■ Data about app and page elements
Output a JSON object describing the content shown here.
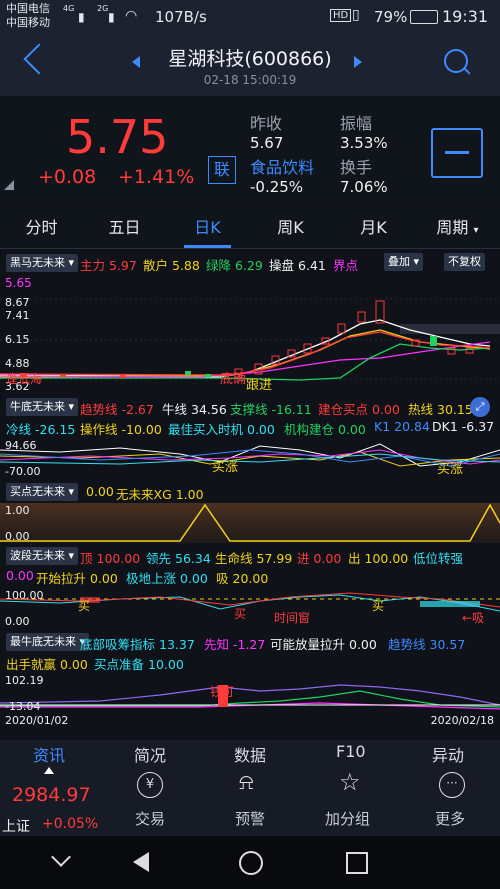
{
  "status": {
    "carrier1": "中国电信",
    "carrier2": "中国移动",
    "net": "4G",
    "net2": "2G",
    "speed": "107B/s",
    "battery": "79%",
    "time": "19:31"
  },
  "header": {
    "title": "星湖科技(600866)",
    "datetime": "02-18 15:00:19"
  },
  "quote": {
    "price": "5.75",
    "change": "+0.08",
    "pct": "+1.41%",
    "prev_close_label": "昨收",
    "prev_close": "5.67",
    "amplitude_label": "振幅",
    "amplitude": "3.53%",
    "sector": "食品饮料",
    "sector_pct": "-0.25%",
    "turnover_label": "换手",
    "turnover": "7.06%",
    "lian": "联"
  },
  "tabs": [
    "分时",
    "五日",
    "日K",
    "周K",
    "月K",
    "周期"
  ],
  "main_ind": {
    "name": "黑马无未来",
    "zl_label": "主力",
    "zl": "5.97",
    "sh_label": "散户",
    "sh": "5.88",
    "lj_label": "绿降",
    "lj": "6.29",
    "cp_label": "操盘",
    "cp": "6.41",
    "jd_label": "界点",
    "overlay": "叠加",
    "fq": "不复权"
  },
  "main_axis": {
    "top": "5.65",
    "l1": "8.67",
    "l2": "7.41",
    "l3": "6.15",
    "l4": "4.88",
    "l5": "3.62"
  },
  "main_marks": {
    "bdh": "逢低海",
    "dk": "底确",
    "gj": "跟进"
  },
  "ind2": {
    "name": "牛底无未来",
    "qsx_label": "趋势线",
    "qsx": "-2.67",
    "nx_label": "牛线",
    "nx": "34.56",
    "zcx_label": "支撑线",
    "zcx": "-16.11",
    "jc_label": "建仓买点",
    "jc": "0.00",
    "rx_label": "热线",
    "rx": "30.15",
    "lx_label": "冷线",
    "lx": "-26.15",
    "czx_label": "操作线",
    "czx": "-10.00",
    "zj_label": "最佳买入时机",
    "zj": "0.00",
    "jg_label": "机构建仓",
    "jg": "0.00",
    "k1_label": "K1",
    "k1": "20.84",
    "dk1_label": "DK1",
    "dk1": "-6.37",
    "axis_top": "94.66",
    "axis_bot": "-70.00",
    "mark1": "买涨",
    "mark2": "买涨"
  },
  "ind3": {
    "name": "买点无未来",
    "v1": "0.00",
    "xg_label": "无未来XG",
    "xg": "1.00",
    "axis_top": "1.00",
    "axis_bot": "0.00"
  },
  "ind4": {
    "name": "波段无未来",
    "d_label": "顶",
    "d": "100.00",
    "lx_label": "领先",
    "lx": "56.34",
    "smx_label": "生命线",
    "smx": "57.99",
    "j_label": "进",
    "j": "0.00",
    "c_label": "出",
    "c": "100.00",
    "dw_label": "低位转强",
    "v2": "0.00",
    "ks_label": "开始拉升",
    "ks": "0.00",
    "jd_label": "极地上涨",
    "jd": "0.00",
    "x_label": "吸",
    "x": "20.00",
    "axis_top": "100.00",
    "axis_bot": "0.00",
    "m1": "买",
    "m2": "买",
    "m3": "时间窗",
    "m4": "买",
    "m5": "←吸"
  },
  "ind5": {
    "name": "最牛底无未来",
    "dbx_label": "底部吸筹指标",
    "dbx": "13.37",
    "xz_label": "先知",
    "xz": "-1.27",
    "kn_label": "可能放量拉升",
    "kn": "0.00",
    "qs_label": "趋势线",
    "qs": "30.57",
    "cs_label": "出手就赢",
    "cs": "0.00",
    "md_label": "买点准备",
    "md": "10.00",
    "axis_top": "102.19",
    "axis_bot": "-13.04",
    "mark": "钱可"
  },
  "dates": {
    "start": "2020/01/02",
    "end": "2020/02/18"
  },
  "bottom": {
    "tabs": [
      "资讯",
      "简况",
      "数据",
      "F10",
      "异动"
    ],
    "index_val": "2984.97",
    "index_name": "上证",
    "index_pct": "+0.05%",
    "actions": [
      "交易",
      "预警",
      "加分组",
      "更多"
    ]
  },
  "colors": {
    "up": "#ff3b3b",
    "down": "#20d060",
    "accent": "#3d8bff"
  }
}
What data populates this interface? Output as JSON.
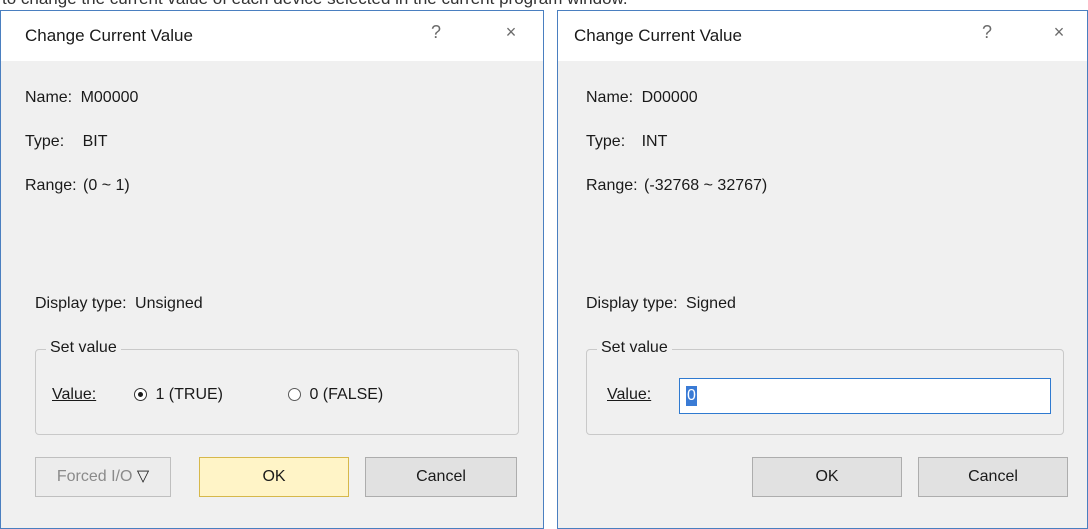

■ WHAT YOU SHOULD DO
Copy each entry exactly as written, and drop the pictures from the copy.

■ RESULT FOR THIS TASK
Output a JSON object describing the content shown here.
{
  "status": {
    "carrier1": "中国电信",
    "carrier2": "中国移动",
    "net": "4G",
    "net2": "2G",
    "speed": "107B/s",
    "battery": "79%",
    "time": "19:31"
  },
  "header": {
    "title": "星湖科技(600866)",
    "datetime": "02-18 15:00:19"
  },
  "quote": {
    "price": "5.75",
    "change": "+0.08",
    "pct": "+1.41%",
    "prev_close_label": "昨收",
    "prev_close": "5.67",
    "amplitude_label": "振幅",
    "amplitude": "3.53%",
    "sector": "食品饮料",
    "sector_pct": "-0.25%",
    "turnover_label": "换手",
    "turnover": "7.06%",
    "lian": "联"
  },
  "tabs": [
    "分时",
    "五日",
    "日K",
    "周K",
    "月K",
    "周期"
  ],
  "main_ind": {
    "name": "黑马无未来",
    "zl_label": "主力",
    "zl": "5.97",
    "sh_label": "散户",
    "sh": "5.88",
    "lj_label": "绿降",
    "lj": "6.29",
    "cp_label": "操盘",
    "cp": "6.41",
    "jd_label": "界点",
    "overlay": "叠加",
    "fq": "不复权"
  },
  "main_axis": {
    "top": "5.65",
    "l1": "8.67",
    "l2": "7.41",
    "l3": "6.15",
    "l4": "4.88",
    "l5": "3.62"
  },
  "main_marks": {
    "bdh": "逢低海",
    "dk": "底确",
    "gj": "跟进"
  },
  "ind2": {
    "name": "牛底无未来",
    "qsx_label": "趋势线",
    "qsx": "-2.67",
    "nx_label": "牛线",
    "nx": "34.56",
    "zcx_label": "支撑线",
    "zcx": "-16.11",
    "jc_label": "建仓买点",
    "jc": "0.00",
    "rx_label": "热线",
    "rx": "30.15",
    "lx_label": "冷线",
    "lx": "-26.15",
    "czx_label": "操作线",
    "czx": "-10.00",
    "zj_label": "最佳买入时机",
    "zj": "0.00",
    "jg_label": "机构建仓",
    "jg": "0.00",
    "k1_label": "K1",
    "k1": "20.84",
    "dk1_label": "DK1",
    "dk1": "-6.37",
    "axis_top": "94.66",
    "axis_bot": "-70.00",
    "mark1": "买涨",
    "mark2": "买涨"
  },
  "ind3": {
    "name": "买点无未来",
    "v1": "0.00",
    "xg_label": "无未来XG",
    "xg": "1.00",
    "axis_top": "1.00",
    "axis_bot": "0.00"
  },
  "ind4": {
    "name": "波段无未来",
    "d_label": "顶",
    "d": "100.00",
    "lx_label": "领先",
    "lx": "56.34",
    "smx_label": "生命线",
    "smx": "57.99",
    "j_label": "进",
    "j": "0.00",
    "c_label": "出",
    "c": "100.00",
    "dw_label": "低位转强",
    "v2": "0.00",
    "ks_label": "开始拉升",
    "ks": "0.00",
    "jd_label": "极地上涨",
    "jd": "0.00",
    "x_label": "吸",
    "x": "20.00",
    "axis_top": "100.00",
    "axis_bot": "0.00",
    "m1": "买",
    "m2": "买",
    "m3": "时间窗",
    "m4": "买",
    "m5": "←吸"
  },
  "ind5": {
    "name": "最牛底无未来",
    "dbx_label": "底部吸筹指标",
    "dbx": "13.37",
    "xz_label": "先知",
    "xz": "-1.27",
    "kn_label": "可能放量拉升",
    "kn": "0.00",
    "qs_label": "趋势线",
    "qs": "30.57",
    "cs_label": "出手就赢",
    "cs": "0.00",
    "md_label": "买点准备",
    "md": "10.00",
    "axis_top": "102.19",
    "axis_bot": "-13.04",
    "mark": "钱可"
  },
  "dates": {
    "start": "2020/01/02",
    "end": "2020/02/18"
  },
  "bottom": {
    "tabs": [
      "资讯",
      "简况",
      "数据",
      "F10",
      "异动"
    ],
    "index_val": "2984.97",
    "index_name": "上证",
    "index_pct": "+0.05%",
    "actions": [
      "交易",
      "预警",
      "加分组",
      "更多"
    ]
  },
  "colors": {
    "up": "#ff3b3b",
    "down": "#20d060",
    "accent": "#3d8bff"
  }
}
What data populates this interface? Output as JSON.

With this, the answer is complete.